The country's largest bank, in terms of assets, has earned a perfect score every year the HRC has rated companies through its CEI and has been a long-standing member of HRC's Business Coalition for Workplace Fairness. After this summer's landmark Supreme Court rulings in favor of equality, JPMorgan CEO Jamie Dimon praised the decisions as "the right thing to do."
Sure, Verizon's best-known gay connection is probably out actor Paul Macarelli's "Test Man," who trotted the globe asking customers "Can you hear me now?" and was reportedly told to keep closeted while he played the iconic ad character. But since then, Verizon has stepped up its LGBT-inclusive policies, and it once again earned a perfect score from HRC — even though the company didn't respond to a Change.org petition last year launched by Zach Wahls to stop funding the Boy Scouts of America until the BSA changed its gay-exclusionary policies.
The San Francisco-based health care information technology giant earned its first perfect score this year, after adding LGBT-inclusive benefits piecemeal to slowly raise its score over the past 10 years. Last year, McKesson earned a 75, so moving up to 100 means the company genuinely stepped up its efforts to become a great place for LGBT employees to work in 2013.
Bank of America
The Charlotte, N.C.-based company is no stranger to high accolades from the HRC — it's earned a perfect score on every consecutive CEI since 2005. This year is no different, though the 2014 CEI notes that Bank of America also signed on as a member of the Business Coalition for Workplace Fairness.
The telecom company once again earned highest marks in HRC's CEI — marking a pro-equality record that AT&T has been touting with its perfect scores every year since 2003. During last year's building controversy over the Boy Scouts of America's antigay stance, AT&T's chief executive officer Randall Stephenson went on record not only opposing the Boy Scouts' discrimination but pledging to work with the organization to update its policies.
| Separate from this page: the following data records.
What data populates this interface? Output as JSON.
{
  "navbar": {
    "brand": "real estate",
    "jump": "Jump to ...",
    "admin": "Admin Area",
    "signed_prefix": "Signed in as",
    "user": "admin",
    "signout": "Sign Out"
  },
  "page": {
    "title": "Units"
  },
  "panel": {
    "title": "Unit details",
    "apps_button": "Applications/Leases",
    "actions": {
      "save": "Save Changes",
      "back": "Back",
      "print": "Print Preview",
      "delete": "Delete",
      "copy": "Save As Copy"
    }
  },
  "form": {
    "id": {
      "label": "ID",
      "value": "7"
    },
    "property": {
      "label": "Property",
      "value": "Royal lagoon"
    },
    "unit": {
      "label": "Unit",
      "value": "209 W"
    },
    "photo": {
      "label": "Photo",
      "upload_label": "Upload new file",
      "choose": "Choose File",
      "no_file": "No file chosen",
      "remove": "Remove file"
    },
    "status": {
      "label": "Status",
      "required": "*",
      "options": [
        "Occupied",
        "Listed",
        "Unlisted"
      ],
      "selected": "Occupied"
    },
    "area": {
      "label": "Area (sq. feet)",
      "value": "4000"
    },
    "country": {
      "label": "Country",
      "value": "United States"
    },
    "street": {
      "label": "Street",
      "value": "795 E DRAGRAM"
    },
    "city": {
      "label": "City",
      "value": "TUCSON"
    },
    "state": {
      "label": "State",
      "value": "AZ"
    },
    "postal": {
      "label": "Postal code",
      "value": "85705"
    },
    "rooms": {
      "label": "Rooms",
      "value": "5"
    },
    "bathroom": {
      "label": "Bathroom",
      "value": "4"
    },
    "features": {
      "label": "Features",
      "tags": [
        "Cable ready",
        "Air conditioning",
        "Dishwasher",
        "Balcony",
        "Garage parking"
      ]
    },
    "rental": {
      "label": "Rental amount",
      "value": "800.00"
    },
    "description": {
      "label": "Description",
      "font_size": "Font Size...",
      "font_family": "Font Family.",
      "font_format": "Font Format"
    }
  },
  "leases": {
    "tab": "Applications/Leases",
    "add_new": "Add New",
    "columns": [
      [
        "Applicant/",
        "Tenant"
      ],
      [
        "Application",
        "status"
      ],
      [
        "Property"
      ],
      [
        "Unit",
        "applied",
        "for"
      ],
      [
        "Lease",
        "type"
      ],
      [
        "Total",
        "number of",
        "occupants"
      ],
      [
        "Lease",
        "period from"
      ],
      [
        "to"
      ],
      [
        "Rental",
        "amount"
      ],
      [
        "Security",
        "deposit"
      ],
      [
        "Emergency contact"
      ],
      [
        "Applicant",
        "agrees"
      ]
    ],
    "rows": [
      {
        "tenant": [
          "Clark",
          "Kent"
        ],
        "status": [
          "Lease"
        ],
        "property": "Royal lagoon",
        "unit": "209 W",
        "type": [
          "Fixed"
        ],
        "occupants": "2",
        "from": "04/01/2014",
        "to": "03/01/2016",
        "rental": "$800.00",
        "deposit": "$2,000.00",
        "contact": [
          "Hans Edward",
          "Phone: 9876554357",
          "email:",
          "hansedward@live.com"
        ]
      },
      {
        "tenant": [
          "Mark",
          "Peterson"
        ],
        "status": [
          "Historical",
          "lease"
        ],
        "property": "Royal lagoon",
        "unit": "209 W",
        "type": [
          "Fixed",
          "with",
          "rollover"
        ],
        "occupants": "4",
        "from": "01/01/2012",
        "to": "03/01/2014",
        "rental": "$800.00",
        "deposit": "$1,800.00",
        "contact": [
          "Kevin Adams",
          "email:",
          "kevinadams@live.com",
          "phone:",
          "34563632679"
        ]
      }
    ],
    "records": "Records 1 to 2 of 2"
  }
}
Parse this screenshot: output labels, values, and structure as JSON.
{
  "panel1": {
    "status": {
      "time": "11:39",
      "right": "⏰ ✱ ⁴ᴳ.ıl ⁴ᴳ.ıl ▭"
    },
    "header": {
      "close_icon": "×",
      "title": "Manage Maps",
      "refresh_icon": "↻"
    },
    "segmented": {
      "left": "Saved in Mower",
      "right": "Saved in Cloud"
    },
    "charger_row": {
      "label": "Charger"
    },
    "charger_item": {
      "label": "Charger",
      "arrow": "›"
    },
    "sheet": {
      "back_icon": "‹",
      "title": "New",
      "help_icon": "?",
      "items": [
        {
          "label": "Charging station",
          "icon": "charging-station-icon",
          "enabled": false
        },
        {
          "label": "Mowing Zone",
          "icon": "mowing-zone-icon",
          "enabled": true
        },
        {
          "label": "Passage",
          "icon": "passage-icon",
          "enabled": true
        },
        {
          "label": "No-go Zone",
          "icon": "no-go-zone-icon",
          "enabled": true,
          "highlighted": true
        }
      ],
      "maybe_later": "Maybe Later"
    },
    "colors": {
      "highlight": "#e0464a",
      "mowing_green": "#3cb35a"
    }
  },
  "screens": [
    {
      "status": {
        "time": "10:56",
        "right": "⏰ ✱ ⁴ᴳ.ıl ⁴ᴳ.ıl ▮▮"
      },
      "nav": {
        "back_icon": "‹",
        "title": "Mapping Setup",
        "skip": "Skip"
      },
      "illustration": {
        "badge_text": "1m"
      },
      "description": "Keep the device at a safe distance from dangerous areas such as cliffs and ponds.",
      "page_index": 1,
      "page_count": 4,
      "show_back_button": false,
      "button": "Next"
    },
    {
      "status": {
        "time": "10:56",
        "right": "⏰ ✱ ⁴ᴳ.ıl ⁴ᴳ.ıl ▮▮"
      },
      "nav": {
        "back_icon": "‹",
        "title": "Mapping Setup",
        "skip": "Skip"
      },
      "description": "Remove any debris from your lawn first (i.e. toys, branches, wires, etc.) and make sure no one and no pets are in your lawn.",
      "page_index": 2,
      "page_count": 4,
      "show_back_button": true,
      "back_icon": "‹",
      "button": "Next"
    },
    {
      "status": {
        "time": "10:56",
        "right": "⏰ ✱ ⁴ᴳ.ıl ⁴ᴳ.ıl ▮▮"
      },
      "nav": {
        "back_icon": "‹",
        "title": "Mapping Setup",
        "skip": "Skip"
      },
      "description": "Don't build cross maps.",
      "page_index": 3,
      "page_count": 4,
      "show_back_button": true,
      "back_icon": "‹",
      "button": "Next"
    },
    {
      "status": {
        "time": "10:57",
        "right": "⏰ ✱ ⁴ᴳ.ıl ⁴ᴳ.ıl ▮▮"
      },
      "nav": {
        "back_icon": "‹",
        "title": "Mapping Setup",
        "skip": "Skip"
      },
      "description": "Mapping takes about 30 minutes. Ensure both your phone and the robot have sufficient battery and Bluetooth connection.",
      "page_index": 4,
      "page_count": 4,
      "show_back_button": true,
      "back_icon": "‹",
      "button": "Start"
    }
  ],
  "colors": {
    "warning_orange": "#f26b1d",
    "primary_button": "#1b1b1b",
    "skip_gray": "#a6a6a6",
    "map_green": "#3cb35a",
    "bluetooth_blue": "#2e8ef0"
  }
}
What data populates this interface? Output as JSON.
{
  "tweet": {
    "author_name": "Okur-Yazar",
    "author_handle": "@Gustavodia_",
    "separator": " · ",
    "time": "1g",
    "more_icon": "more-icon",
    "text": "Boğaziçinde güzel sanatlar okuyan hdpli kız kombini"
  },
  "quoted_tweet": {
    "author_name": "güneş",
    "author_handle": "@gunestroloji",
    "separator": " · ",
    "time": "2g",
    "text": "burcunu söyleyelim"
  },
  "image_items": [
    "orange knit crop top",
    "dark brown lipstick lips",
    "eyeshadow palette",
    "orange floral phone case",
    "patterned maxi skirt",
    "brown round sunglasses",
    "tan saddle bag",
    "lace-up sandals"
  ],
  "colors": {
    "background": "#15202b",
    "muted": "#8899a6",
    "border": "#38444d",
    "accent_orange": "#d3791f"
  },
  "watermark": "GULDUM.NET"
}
Thirty years ago, Hewlett-Packard was one of the first major companies to launch a resource group for LGBT employees. Three decades later, HP is still on the leading edge of corporate equality, as a long-standing member of HRC's Business Coalition for Workplace Fairness and earning a perfect score every year since 2003.
Ford Motor Co.
Apparently LGBT equality is nonnegotiable for several major American automobile manufacturers, including Ford and competitor General Motors, both of which earned perfect scores this year from HRC. Ever since Ford stood up to right-wing attacks back in 2006 for its LGBT-inclusive policies, our community has been able to count the iconic automaker among our allies.
Last year, General Electric scored just 75 on HRC's CEI, but this year the company stepped up its policies to earn a perfect 100. We're sure 30 Rock's Jack Donaghy is reluctantly grateful that his late mother's recently discovered partner could access Colleen's benefits.
GM grabbed the attention of LGBT consumers with its good-natured "coming out" ad when it released the electric-hybrid Chevy Volt last year. Unveiled in a series of print ads for Detroit's Motor City Pride, the spot featured the brand-new Volt telling its parents, "Mom, Dad, I'm electric." Since then, GM has kept pace with its LGBT-inclusive policies, earning the American motor company its eighth consecutive perfect score. (Back in 2005, GM scored a still-respectable 86.)
While ExxonMobil earned the distinct dishonor of a score of -25 on HRC's 2014 Corporate Equality Index, competitor Chevron solidified its title as one of the best places to be LGBT in the oil and gas industry. For the past three years, Chevron has earned a perfect score, and 2014 continues that streak. Chevron is still the only company in its category to earn that coveted 100 points.